First of all, my wholehearted thanks go out to Tamus/Megsjockey of former SD notoriety for inviting me to explore his syndicate's new ground with him, being a tremendous tour guide, host, and of course teaching me a lot about stalking. Also to his friends who hosted a total stranger for the weekend (not sure they're on here though, so won't mention names, but if you are there, huge thanks!).
First discovery: I can stalk deer on my own like a grown-up.
I'd never stalked in Scotland, let alone with a chance of a stag, but most importantly, this was my first ever chance to explore a piece of ground on my own and pit myself against deer without the reassuring presence of a guide, by which I just mean someone who knows their onions, not necessarily a professional. I had every reason to believe that I had at least picked up the basics of stalking: walk into the wind, do so very slowly, look carefully, stop often, wait and watch. And then hope the woods are well-disposed towards you. It wasn't until 20 minutes into the first wood, pre-dawn on Saturday morning, that I saw a roe doe in my binoculars, perhaps 30 metres away into the trees, and I'd seen here before she spotted me, I could have shot her if she'd been on the menu. She wasn't, and eventually bounded off, but I was left with a huge grin on my face because this was a Big Moment: I'd successfully stalked into a deer on my own!
Second discovery: I should trust my own judgement on species identification.

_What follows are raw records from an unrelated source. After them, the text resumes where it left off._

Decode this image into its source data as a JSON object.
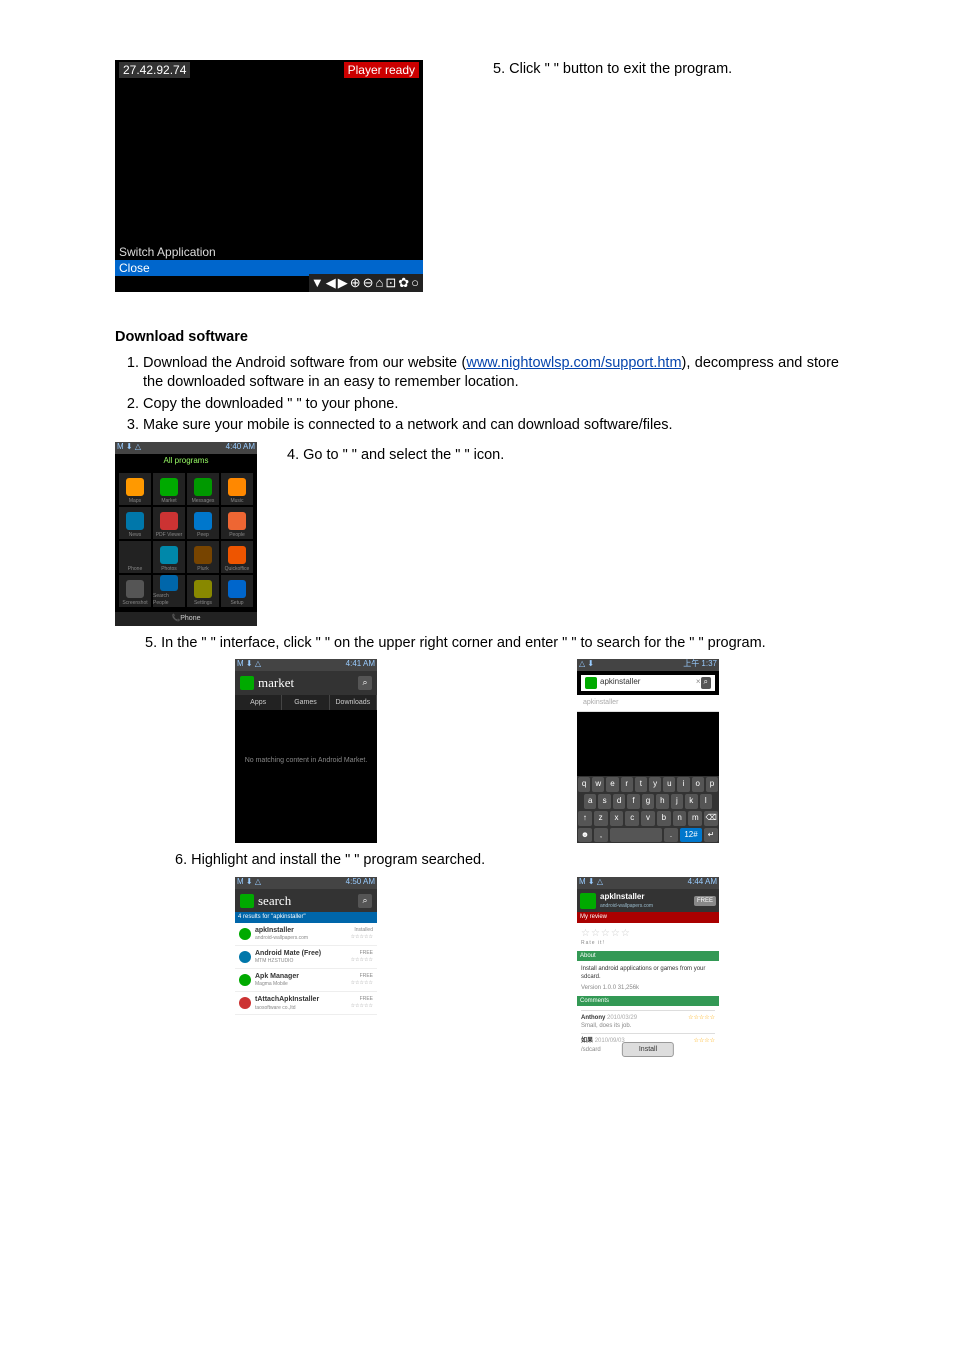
{
  "deviceBox": {
    "ip": "27.42.92.74",
    "status": "Player ready",
    "menu1": "Switch Application",
    "menu2": "Close",
    "iconStrip": "▼◀▶⊕⊖⌂⊡✿○"
  },
  "step5Top": "5. Click \"          \" button to exit the program.",
  "heading": "Download software",
  "listItems": [
    "Download the Android software from our website (www.nightowlsp.com/support.htm), decompress and store the downloaded software in an easy to remember location.",
    "Copy the downloaded \"              \" to your phone.",
    "Make sure your mobile is connected to a network and can download software/files."
  ],
  "link": "www.nightowlsp.com/support.htm",
  "listItem1a": "Download the Android software from our website (",
  "listItem1b": "), decompress and store the downloaded software in an easy to remember location.",
  "step4": "4. Go to \"                    \" and select the \"             \" icon.",
  "step5": "5. In the \"             \" interface, click \"          \" on the upper right corner and enter \"                     \" to search for the \"                       \" program.",
  "step6": "6. Highlight and install the \"                     \" program searched.",
  "thumbs": {
    "allPrograms": {
      "time": "4:40 AM",
      "header": "All programs",
      "apps": [
        "Maps",
        "Market",
        "Messages",
        "Music",
        "News",
        "PDF Viewer",
        "Peep",
        "People",
        "Phone",
        "Photos",
        "Plurk",
        "Quickoffice",
        "Screenshot",
        "Search People",
        "Settings",
        "Setup"
      ],
      "bottom": "Phone"
    },
    "market": {
      "time": "4:41 AM",
      "title": "market",
      "tabs": [
        "Apps",
        "Games",
        "Downloads"
      ],
      "empty": "No matching content in Android Market."
    },
    "kbSearch": {
      "time": "上午 1:37",
      "input": "apkinstaller",
      "clear": "×",
      "rows": [
        [
          "q",
          "w",
          "e",
          "r",
          "t",
          "y",
          "u",
          "i",
          "o",
          "p"
        ],
        [
          "a",
          "s",
          "d",
          "f",
          "g",
          "h",
          "j",
          "k",
          "l"
        ],
        [
          "↑",
          "z",
          "x",
          "c",
          "v",
          "b",
          "n",
          "m",
          "⌫"
        ]
      ]
    },
    "searchList": {
      "time": "4:50 AM",
      "title": "search",
      "items": [
        {
          "name": "apkInstaller",
          "sub": "android-wallpapers.com",
          "badge": "Installed"
        },
        {
          "name": "Android Mate (Free)",
          "sub": "MTM HZSTUDIO",
          "badge": "FREE"
        },
        {
          "name": "Apk Manager",
          "sub": "Magma Mobile",
          "badge": "FREE"
        },
        {
          "name": "tAttachApkInstaller",
          "sub": "taosoftware co.,ltd",
          "badge": "FREE"
        }
      ]
    },
    "detail": {
      "time": "4:44 AM",
      "title": "apkInstaller",
      "sub": "android-wallpapers.com",
      "price": "FREE",
      "rateLabel": "Rate it!",
      "redBar": "My review",
      "desc": "Install android applications or games from your sdcard.",
      "ver": "Version 1.0.0  31,256k",
      "greenBar": "Comments",
      "comments": [
        {
          "name": "Anthony",
          "date": "2010/03/29",
          "stars": "☆☆☆☆☆",
          "text": "Small, does its job."
        },
        {
          "name": "如果",
          "date": "2010/09/03",
          "stars": "☆☆☆☆",
          "text": "/sdcard"
        }
      ],
      "install": "Install"
    }
  }
}
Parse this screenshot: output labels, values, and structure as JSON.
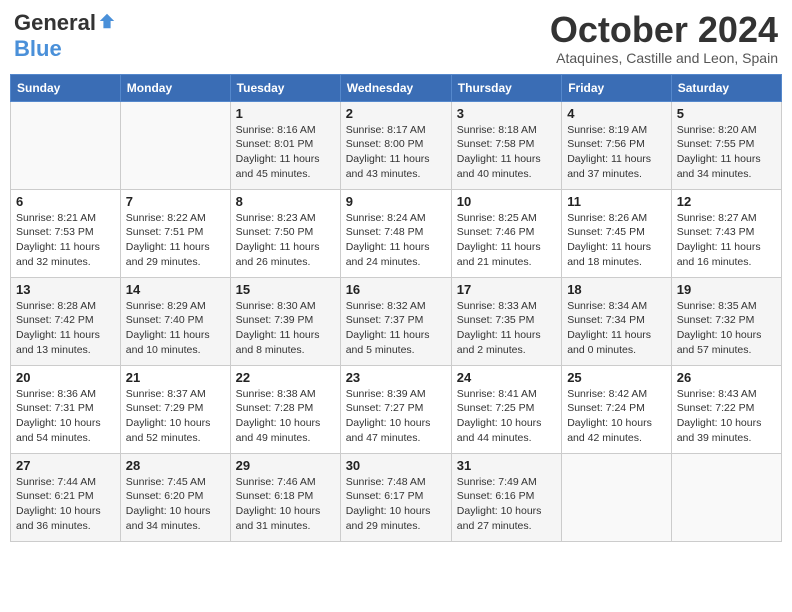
{
  "header": {
    "logo_general": "General",
    "logo_blue": "Blue",
    "month_title": "October 2024",
    "location": "Ataquines, Castille and Leon, Spain"
  },
  "columns": [
    "Sunday",
    "Monday",
    "Tuesday",
    "Wednesday",
    "Thursday",
    "Friday",
    "Saturday"
  ],
  "weeks": [
    [
      {
        "day": "",
        "sunrise": "",
        "sunset": "",
        "daylight": ""
      },
      {
        "day": "",
        "sunrise": "",
        "sunset": "",
        "daylight": ""
      },
      {
        "day": "1",
        "sunrise": "Sunrise: 8:16 AM",
        "sunset": "Sunset: 8:01 PM",
        "daylight": "Daylight: 11 hours and 45 minutes."
      },
      {
        "day": "2",
        "sunrise": "Sunrise: 8:17 AM",
        "sunset": "Sunset: 8:00 PM",
        "daylight": "Daylight: 11 hours and 43 minutes."
      },
      {
        "day": "3",
        "sunrise": "Sunrise: 8:18 AM",
        "sunset": "Sunset: 7:58 PM",
        "daylight": "Daylight: 11 hours and 40 minutes."
      },
      {
        "day": "4",
        "sunrise": "Sunrise: 8:19 AM",
        "sunset": "Sunset: 7:56 PM",
        "daylight": "Daylight: 11 hours and 37 minutes."
      },
      {
        "day": "5",
        "sunrise": "Sunrise: 8:20 AM",
        "sunset": "Sunset: 7:55 PM",
        "daylight": "Daylight: 11 hours and 34 minutes."
      }
    ],
    [
      {
        "day": "6",
        "sunrise": "Sunrise: 8:21 AM",
        "sunset": "Sunset: 7:53 PM",
        "daylight": "Daylight: 11 hours and 32 minutes."
      },
      {
        "day": "7",
        "sunrise": "Sunrise: 8:22 AM",
        "sunset": "Sunset: 7:51 PM",
        "daylight": "Daylight: 11 hours and 29 minutes."
      },
      {
        "day": "8",
        "sunrise": "Sunrise: 8:23 AM",
        "sunset": "Sunset: 7:50 PM",
        "daylight": "Daylight: 11 hours and 26 minutes."
      },
      {
        "day": "9",
        "sunrise": "Sunrise: 8:24 AM",
        "sunset": "Sunset: 7:48 PM",
        "daylight": "Daylight: 11 hours and 24 minutes."
      },
      {
        "day": "10",
        "sunrise": "Sunrise: 8:25 AM",
        "sunset": "Sunset: 7:46 PM",
        "daylight": "Daylight: 11 hours and 21 minutes."
      },
      {
        "day": "11",
        "sunrise": "Sunrise: 8:26 AM",
        "sunset": "Sunset: 7:45 PM",
        "daylight": "Daylight: 11 hours and 18 minutes."
      },
      {
        "day": "12",
        "sunrise": "Sunrise: 8:27 AM",
        "sunset": "Sunset: 7:43 PM",
        "daylight": "Daylight: 11 hours and 16 minutes."
      }
    ],
    [
      {
        "day": "13",
        "sunrise": "Sunrise: 8:28 AM",
        "sunset": "Sunset: 7:42 PM",
        "daylight": "Daylight: 11 hours and 13 minutes."
      },
      {
        "day": "14",
        "sunrise": "Sunrise: 8:29 AM",
        "sunset": "Sunset: 7:40 PM",
        "daylight": "Daylight: 11 hours and 10 minutes."
      },
      {
        "day": "15",
        "sunrise": "Sunrise: 8:30 AM",
        "sunset": "Sunset: 7:39 PM",
        "daylight": "Daylight: 11 hours and 8 minutes."
      },
      {
        "day": "16",
        "sunrise": "Sunrise: 8:32 AM",
        "sunset": "Sunset: 7:37 PM",
        "daylight": "Daylight: 11 hours and 5 minutes."
      },
      {
        "day": "17",
        "sunrise": "Sunrise: 8:33 AM",
        "sunset": "Sunset: 7:35 PM",
        "daylight": "Daylight: 11 hours and 2 minutes."
      },
      {
        "day": "18",
        "sunrise": "Sunrise: 8:34 AM",
        "sunset": "Sunset: 7:34 PM",
        "daylight": "Daylight: 11 hours and 0 minutes."
      },
      {
        "day": "19",
        "sunrise": "Sunrise: 8:35 AM",
        "sunset": "Sunset: 7:32 PM",
        "daylight": "Daylight: 10 hours and 57 minutes."
      }
    ],
    [
      {
        "day": "20",
        "sunrise": "Sunrise: 8:36 AM",
        "sunset": "Sunset: 7:31 PM",
        "daylight": "Daylight: 10 hours and 54 minutes."
      },
      {
        "day": "21",
        "sunrise": "Sunrise: 8:37 AM",
        "sunset": "Sunset: 7:29 PM",
        "daylight": "Daylight: 10 hours and 52 minutes."
      },
      {
        "day": "22",
        "sunrise": "Sunrise: 8:38 AM",
        "sunset": "Sunset: 7:28 PM",
        "daylight": "Daylight: 10 hours and 49 minutes."
      },
      {
        "day": "23",
        "sunrise": "Sunrise: 8:39 AM",
        "sunset": "Sunset: 7:27 PM",
        "daylight": "Daylight: 10 hours and 47 minutes."
      },
      {
        "day": "24",
        "sunrise": "Sunrise: 8:41 AM",
        "sunset": "Sunset: 7:25 PM",
        "daylight": "Daylight: 10 hours and 44 minutes."
      },
      {
        "day": "25",
        "sunrise": "Sunrise: 8:42 AM",
        "sunset": "Sunset: 7:24 PM",
        "daylight": "Daylight: 10 hours and 42 minutes."
      },
      {
        "day": "26",
        "sunrise": "Sunrise: 8:43 AM",
        "sunset": "Sunset: 7:22 PM",
        "daylight": "Daylight: 10 hours and 39 minutes."
      }
    ],
    [
      {
        "day": "27",
        "sunrise": "Sunrise: 7:44 AM",
        "sunset": "Sunset: 6:21 PM",
        "daylight": "Daylight: 10 hours and 36 minutes."
      },
      {
        "day": "28",
        "sunrise": "Sunrise: 7:45 AM",
        "sunset": "Sunset: 6:20 PM",
        "daylight": "Daylight: 10 hours and 34 minutes."
      },
      {
        "day": "29",
        "sunrise": "Sunrise: 7:46 AM",
        "sunset": "Sunset: 6:18 PM",
        "daylight": "Daylight: 10 hours and 31 minutes."
      },
      {
        "day": "30",
        "sunrise": "Sunrise: 7:48 AM",
        "sunset": "Sunset: 6:17 PM",
        "daylight": "Daylight: 10 hours and 29 minutes."
      },
      {
        "day": "31",
        "sunrise": "Sunrise: 7:49 AM",
        "sunset": "Sunset: 6:16 PM",
        "daylight": "Daylight: 10 hours and 27 minutes."
      },
      {
        "day": "",
        "sunrise": "",
        "sunset": "",
        "daylight": ""
      },
      {
        "day": "",
        "sunrise": "",
        "sunset": "",
        "daylight": ""
      }
    ]
  ]
}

Later on in that same wood, around the eastern edge of it with a stretch or moorland to my left and woods to my right, a large brown bird took off from the undergrowth. Something like a hen pheasant, but with a less urgent sort of clatter. And either it was closer than I thought, or it was much bigger than a pheasant. I can see the picture now in my mind's eye: large chest, and a fan-shaped tail, like a turkey. I know what that it, it's a hen capercaillie! I'd be certain of it if it wasn't such an unlikely conclusion. I'd only seen one cock capercaillie maybe fifteen years ago in the Vosges in Alsace, but they're unmistakable. So maybe a hen blackgrouse is a safer bet. I decided I'd tentatively claim that's what I'd seen. Later on, when we met up again, Tamus asked how it had been. "Well I saw a roe doe, and bumped a buck over the other side of the moor, but he ran off. How about you?". "Not bad: I put up a pair of capercaillie!". "HA! I knew it! So did I! A hen I thought I must be wrong!". Well I'm not wrong. I know my giant grouse when I see them.
Third discovery: There are red deer motorways.
We spent most of out time exploring a large area of mixed forestry where I had time to try and learn the habits of the local deer, apart from being somewhere else at the time. About an hour into my travels, I came across what almost looked like the entrance to a cave under the trees, veering off from the real "human" path. Entering that low tunnel, it was clear that this was a local red deer motorway, with one main track down the middle down the hill, and transverse smaller paths crossing into the woods on either side. Ah-ha, so this is where the go when they're about.
IMG_6273 by pinemarten, on Flickr
IMG_6271 by pinemarten, on Flickr
Fourth discovery, which isn't really a new one: there are other sorts of trophies.
Here are the trophies that I brought back from the weekend:
You haven't failed if you've found ceps! This one was just after I scared off that buck. A sort of woodland ransom I suppose. You keep your buck, I'll take the cep.
IMAG0446 by pinemarten, on Flickr
I don't think I have to say anything about these. There's nothing like this in the south. I've never seen bright red mosses and lichens so deep that your feet vanish into them. What a beautiful landscape. How could I refuse the follow-up invitation? And I haven't see it in snow yet.
2015-10-04-074734-18 by pinemarten, on Flickr
2015-10-04-075242-20 by pinemarten, on Flickr
Fifth discovery: Swarovksi binoculars are better than Leica ones (!)
Because these are roe, like I thought in the first place, not hinds. Just goes to show how the mind can make you see what you wished for rather than what's there.
IMG_6277 by pinemarten, on Flickr